- 45% of dieters say they eat the same on holidays and
vacations as they do during the rest of the year
- 39% of dieters are stricter on weekdays than on the weekends
- 3% of dieters eat more strictly during the holidays than during non-holidays
- 2% of dieters eat more strictly on the weekends than during
The COVID-19 pandemic has changed many aspects of life in the U.S. — including, according to an April 2020 Gallup Poll, some of our diets.
- 59% of Americans say their diets haven’t changed during
- 28% of Americans say their diets have gotten worse during
- 13% of Americans say their diets have gotten better during
A poor diet — one that’s either lacking in healthy foods or contains too many unhealthy foods — can increase the risk of dying at an earlier age (especially from heart disease).
Here’s a closer look at how diet affects our lifespan:
- Worldwide, about 11 million people died from the
effects of a poor diet in 2017, according to a study in The Lancet, mostly by contributing to the development of cardiovascular
disease. More specifically:
- About 3 million
deaths were attributed to a high intake of sodium
- About 3 million
deaths were attributed to a low intake of whole grains
- About 2 million
deaths were attributed to a low intake of fruits and vegetables
- About 3 million

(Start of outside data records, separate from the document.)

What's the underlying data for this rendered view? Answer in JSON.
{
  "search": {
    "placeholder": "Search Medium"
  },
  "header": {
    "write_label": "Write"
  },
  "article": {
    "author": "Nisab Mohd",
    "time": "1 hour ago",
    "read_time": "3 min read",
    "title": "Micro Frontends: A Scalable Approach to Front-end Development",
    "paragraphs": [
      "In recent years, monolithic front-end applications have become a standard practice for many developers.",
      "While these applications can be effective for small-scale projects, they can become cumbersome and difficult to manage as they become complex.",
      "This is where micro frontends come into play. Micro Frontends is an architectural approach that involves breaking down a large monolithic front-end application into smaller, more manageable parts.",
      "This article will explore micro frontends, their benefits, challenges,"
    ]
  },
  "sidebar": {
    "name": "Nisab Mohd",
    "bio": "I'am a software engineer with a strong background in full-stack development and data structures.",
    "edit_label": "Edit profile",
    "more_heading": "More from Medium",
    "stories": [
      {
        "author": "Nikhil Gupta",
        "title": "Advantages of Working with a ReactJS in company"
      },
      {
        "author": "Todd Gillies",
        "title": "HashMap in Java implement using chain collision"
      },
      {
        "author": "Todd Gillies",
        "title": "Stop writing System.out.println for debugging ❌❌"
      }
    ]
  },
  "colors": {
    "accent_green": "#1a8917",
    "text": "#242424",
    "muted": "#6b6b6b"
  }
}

Globally, our diets include too little of certain recommended nutrients and too much of foods we should be limiting. Here’s a closer look at where we’re falling short, and where we’re exceeding the mark, per The Lancet study.
Worldwide, we’re eating only:
- 12% of the recommended amount of nuts and seeds
- 16% of the recommended amount of milk
- 23% of the recommended amount of whole grains
- 90% more processed meat than is recommended
- 86% more sodium than is recommended
- 18% more red meat than is recommended